If an applicant or a subcommittee member dis­agrees with the verdict of a subcommittee, the matter is referred to the full committee. If neces­sary, an extra session of the full committee can be called. This has never happened to my knowledge. At the meetings of the full committee, all the verdicts of the subcommittees are reviewed and members of the full committee are encour­aged to ask questions and discuss the verdicts. This is not very successful because there are too many verdicts to consider for a fruitful discussion at short notice. We have not been able to make die members study the verdicts well beforehand and ask for explanations from the researchers or the subcommittees before the meeting. Thus the main responsibility rests squarely on the subcom­mittee.


How cumbersome is all this? How much time does it take? If one is engaged on a project, one as a rule has a permit valid for 3 years and one has a certain amount of leeway as long as one does not conduct experiments that are more severe than the ones planned when the permis­sion was given. So if one is lucky and can keep to the track, one has to apply for ethical scrutiny not more than once every three years. But even if the project is a new one, one can get it scrutinised within a few weeks as a rule, Figure 1. From my experience the two main obstacles to a quick decision are: 1) the difficulty to agree on a time for a meeting between a busy politician and a busy clinician and 2) the inability of the appli­cants to use simple enough language. We insist on language which can be understood by the technical personnel and the laymen of the full committee. This is the main reason why forms are returned to the applicant for clarification. Sometimes of course we have substantive doubts about an application and that can delay the green light. But on the whole the work of the sub­committees is reasonably fast and causes little dif­ficulty. What about trade secrets or secrets of another type? With a large committee, leaks of course could occur. Therefore there is a small sub­committee dealing with applications for which secrecy of a higher degree has been asked for. AtUppsalawe have had very few such applications, in other regions industry has asked for secret treatment of most of its applications. AtUppsalawe do not require that industry disclose more than the code number for a compound it wants to test or work with. That may be the reason.

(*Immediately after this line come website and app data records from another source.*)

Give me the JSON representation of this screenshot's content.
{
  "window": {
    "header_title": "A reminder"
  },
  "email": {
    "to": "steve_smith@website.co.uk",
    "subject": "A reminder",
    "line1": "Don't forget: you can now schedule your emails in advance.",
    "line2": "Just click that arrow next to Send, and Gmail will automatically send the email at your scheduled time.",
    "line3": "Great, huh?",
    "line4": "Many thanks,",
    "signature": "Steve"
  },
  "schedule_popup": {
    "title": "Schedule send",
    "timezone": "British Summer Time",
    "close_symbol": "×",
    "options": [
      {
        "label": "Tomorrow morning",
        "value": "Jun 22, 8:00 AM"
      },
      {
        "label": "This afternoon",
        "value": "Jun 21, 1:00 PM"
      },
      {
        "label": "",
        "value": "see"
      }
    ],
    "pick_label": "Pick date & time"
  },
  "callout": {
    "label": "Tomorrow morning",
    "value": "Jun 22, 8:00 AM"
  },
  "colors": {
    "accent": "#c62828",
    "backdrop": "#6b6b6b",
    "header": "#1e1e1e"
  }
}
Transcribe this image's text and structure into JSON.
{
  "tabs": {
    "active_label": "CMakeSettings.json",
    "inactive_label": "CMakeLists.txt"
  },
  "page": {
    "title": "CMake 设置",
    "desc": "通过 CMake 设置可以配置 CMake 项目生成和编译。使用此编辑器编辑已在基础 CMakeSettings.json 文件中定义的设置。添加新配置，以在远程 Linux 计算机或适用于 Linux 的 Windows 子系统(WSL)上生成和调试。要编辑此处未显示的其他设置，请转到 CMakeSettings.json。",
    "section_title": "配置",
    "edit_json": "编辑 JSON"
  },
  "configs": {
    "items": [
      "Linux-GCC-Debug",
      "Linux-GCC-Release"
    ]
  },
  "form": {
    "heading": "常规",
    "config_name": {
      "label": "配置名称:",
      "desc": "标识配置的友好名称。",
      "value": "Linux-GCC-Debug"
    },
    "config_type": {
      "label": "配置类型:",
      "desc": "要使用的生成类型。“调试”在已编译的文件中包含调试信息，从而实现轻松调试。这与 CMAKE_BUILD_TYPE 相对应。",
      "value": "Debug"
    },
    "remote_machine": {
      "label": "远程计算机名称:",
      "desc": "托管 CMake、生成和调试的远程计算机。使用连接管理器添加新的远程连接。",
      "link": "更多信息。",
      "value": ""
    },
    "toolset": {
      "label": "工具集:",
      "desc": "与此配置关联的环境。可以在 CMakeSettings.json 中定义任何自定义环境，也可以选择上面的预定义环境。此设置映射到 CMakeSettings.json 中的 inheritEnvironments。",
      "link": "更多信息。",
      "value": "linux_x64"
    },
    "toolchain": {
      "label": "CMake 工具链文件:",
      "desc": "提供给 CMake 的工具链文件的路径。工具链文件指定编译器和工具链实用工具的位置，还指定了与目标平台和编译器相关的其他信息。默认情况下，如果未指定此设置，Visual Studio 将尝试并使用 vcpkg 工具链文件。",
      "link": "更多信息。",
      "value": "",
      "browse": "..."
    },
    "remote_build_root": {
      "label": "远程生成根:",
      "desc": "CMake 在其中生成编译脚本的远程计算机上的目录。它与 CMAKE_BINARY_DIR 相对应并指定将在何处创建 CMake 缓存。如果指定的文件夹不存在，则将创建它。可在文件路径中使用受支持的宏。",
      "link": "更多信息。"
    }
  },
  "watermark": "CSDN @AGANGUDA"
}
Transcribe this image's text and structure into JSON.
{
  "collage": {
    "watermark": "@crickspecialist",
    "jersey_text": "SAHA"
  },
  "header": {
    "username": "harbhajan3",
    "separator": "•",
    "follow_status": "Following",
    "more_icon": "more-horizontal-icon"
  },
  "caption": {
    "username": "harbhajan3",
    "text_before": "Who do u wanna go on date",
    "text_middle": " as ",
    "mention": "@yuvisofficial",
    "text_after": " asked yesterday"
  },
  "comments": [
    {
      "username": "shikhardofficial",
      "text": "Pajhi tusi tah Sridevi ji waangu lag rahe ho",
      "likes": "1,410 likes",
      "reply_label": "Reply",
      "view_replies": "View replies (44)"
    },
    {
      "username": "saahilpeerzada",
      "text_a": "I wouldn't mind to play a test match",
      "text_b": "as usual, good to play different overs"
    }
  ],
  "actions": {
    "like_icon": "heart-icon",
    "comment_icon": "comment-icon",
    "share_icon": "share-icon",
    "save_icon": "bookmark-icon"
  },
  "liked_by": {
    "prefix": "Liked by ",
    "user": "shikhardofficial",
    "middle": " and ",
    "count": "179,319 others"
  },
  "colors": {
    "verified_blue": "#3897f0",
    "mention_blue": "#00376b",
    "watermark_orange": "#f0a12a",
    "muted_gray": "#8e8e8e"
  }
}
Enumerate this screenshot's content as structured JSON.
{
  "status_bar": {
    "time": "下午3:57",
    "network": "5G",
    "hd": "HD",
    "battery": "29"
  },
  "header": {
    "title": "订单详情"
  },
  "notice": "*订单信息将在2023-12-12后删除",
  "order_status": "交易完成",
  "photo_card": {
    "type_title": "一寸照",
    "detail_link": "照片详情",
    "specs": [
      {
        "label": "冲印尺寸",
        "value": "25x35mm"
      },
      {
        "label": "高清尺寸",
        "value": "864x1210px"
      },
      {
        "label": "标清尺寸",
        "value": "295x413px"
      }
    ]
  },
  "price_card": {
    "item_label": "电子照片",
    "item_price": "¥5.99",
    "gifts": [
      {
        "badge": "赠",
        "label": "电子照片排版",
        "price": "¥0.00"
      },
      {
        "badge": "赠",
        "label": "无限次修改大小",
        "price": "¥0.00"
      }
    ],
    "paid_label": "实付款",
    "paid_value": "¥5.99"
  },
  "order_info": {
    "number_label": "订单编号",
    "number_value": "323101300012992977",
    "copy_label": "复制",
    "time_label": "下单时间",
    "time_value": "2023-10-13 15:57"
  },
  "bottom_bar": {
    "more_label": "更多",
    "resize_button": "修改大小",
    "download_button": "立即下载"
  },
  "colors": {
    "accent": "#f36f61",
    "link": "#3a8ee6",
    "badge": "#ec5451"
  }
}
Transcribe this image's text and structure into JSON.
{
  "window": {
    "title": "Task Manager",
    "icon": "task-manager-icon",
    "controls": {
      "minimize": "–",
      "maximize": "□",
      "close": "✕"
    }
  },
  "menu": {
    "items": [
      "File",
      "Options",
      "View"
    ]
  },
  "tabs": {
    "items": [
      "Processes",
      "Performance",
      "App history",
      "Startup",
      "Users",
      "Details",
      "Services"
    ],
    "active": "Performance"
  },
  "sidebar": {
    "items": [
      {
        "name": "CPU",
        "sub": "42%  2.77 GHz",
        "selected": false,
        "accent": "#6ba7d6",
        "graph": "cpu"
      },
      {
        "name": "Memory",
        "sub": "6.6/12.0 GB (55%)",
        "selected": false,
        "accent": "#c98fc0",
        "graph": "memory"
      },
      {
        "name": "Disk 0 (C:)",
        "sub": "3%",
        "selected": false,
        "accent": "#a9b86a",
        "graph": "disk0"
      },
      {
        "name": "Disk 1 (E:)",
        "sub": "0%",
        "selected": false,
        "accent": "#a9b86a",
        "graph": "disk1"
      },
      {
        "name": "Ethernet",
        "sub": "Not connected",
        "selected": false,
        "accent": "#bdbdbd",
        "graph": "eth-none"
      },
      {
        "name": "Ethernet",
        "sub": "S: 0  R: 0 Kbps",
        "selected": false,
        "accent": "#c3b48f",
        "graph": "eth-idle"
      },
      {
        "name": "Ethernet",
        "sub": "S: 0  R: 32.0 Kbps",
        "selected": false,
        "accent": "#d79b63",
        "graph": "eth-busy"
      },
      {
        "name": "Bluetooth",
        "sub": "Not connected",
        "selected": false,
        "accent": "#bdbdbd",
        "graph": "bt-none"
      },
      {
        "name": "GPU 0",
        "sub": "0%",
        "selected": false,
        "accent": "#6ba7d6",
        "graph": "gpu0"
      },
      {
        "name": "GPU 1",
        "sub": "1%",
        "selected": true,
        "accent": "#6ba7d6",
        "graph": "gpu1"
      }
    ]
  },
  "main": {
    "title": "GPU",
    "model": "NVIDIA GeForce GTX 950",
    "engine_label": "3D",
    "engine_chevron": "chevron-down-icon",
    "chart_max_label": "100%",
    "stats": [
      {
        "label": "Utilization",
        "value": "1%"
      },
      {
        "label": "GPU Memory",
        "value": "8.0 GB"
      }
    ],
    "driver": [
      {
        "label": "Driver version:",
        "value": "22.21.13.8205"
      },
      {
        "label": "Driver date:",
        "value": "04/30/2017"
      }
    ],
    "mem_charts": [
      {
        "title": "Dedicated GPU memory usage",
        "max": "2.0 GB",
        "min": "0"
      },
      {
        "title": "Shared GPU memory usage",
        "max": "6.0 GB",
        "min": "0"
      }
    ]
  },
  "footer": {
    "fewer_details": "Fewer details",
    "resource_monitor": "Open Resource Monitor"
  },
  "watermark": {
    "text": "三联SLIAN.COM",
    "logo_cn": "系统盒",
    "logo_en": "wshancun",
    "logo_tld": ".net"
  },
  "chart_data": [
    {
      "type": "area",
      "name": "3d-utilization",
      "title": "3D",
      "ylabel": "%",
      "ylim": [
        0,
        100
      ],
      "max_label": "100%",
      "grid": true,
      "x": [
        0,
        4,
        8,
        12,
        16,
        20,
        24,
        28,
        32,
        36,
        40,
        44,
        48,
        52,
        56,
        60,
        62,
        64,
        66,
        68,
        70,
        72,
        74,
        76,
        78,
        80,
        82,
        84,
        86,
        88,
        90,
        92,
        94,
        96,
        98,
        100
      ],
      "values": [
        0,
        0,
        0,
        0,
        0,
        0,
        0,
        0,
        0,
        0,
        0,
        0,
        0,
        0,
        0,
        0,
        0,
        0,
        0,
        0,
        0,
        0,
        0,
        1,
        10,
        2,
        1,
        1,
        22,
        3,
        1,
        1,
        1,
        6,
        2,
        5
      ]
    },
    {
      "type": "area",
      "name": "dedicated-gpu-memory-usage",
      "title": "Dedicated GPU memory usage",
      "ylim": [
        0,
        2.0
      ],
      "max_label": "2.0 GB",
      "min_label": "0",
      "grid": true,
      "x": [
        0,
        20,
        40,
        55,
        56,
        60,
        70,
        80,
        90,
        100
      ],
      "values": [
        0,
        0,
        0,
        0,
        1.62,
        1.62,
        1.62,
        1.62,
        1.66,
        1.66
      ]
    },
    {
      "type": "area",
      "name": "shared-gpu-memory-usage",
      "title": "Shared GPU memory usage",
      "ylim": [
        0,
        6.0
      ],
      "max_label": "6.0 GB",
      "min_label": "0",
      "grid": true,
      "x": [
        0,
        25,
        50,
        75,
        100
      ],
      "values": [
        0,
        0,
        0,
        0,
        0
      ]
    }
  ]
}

Figure 1


The plenary sessions of the committee have problems of their own. It is very difficult to col­lect a sufficient number of members, the statu­tory requirement is half the committee plus one. An antivivisectionist lady in Gothenburg has caused trouble by prolonging the meetings until people had to leave and by frequently asking for shelving. This has caused clinical members of the committee, who have other work to do, to refuse to take on an appointment for a second period and this of course is the main problem: how to make a large number of first rate people spend their valuable time on a thankless task in the face of sabotage.


In a new statute that went into effect in the fall of 1982 the Veterinary Bureau has tried to reduce the time lag by two measures. The subcommittee must give its verdict within three weeks and, in order to reduce fruitless discussion, the grouping of experiments into categories has been abolished. Either an experiment needs ethical scrutiny or it doesn’t and then it doesn’t come to the committee. We shall see if the system works better this way. On the whole, we have adapted quite happily to it, even if it goes against the grain to ask for ethical scrutiny of a preliminary experiment when you don’t know if it will ever be repeated. I should like to end by returning briefly to the scale of discomfort. Table I of course is only a rough prototype. In my view, however, it would be highly desirable from the Research Defence point of view to be able to show the number of animals subjected to experiments causing appreciable suffering. The principle of Table I could perhaps be utilised in constructing statistics of this kind.

Last edited: 26 May 2015 12:07

Main menu
Select a language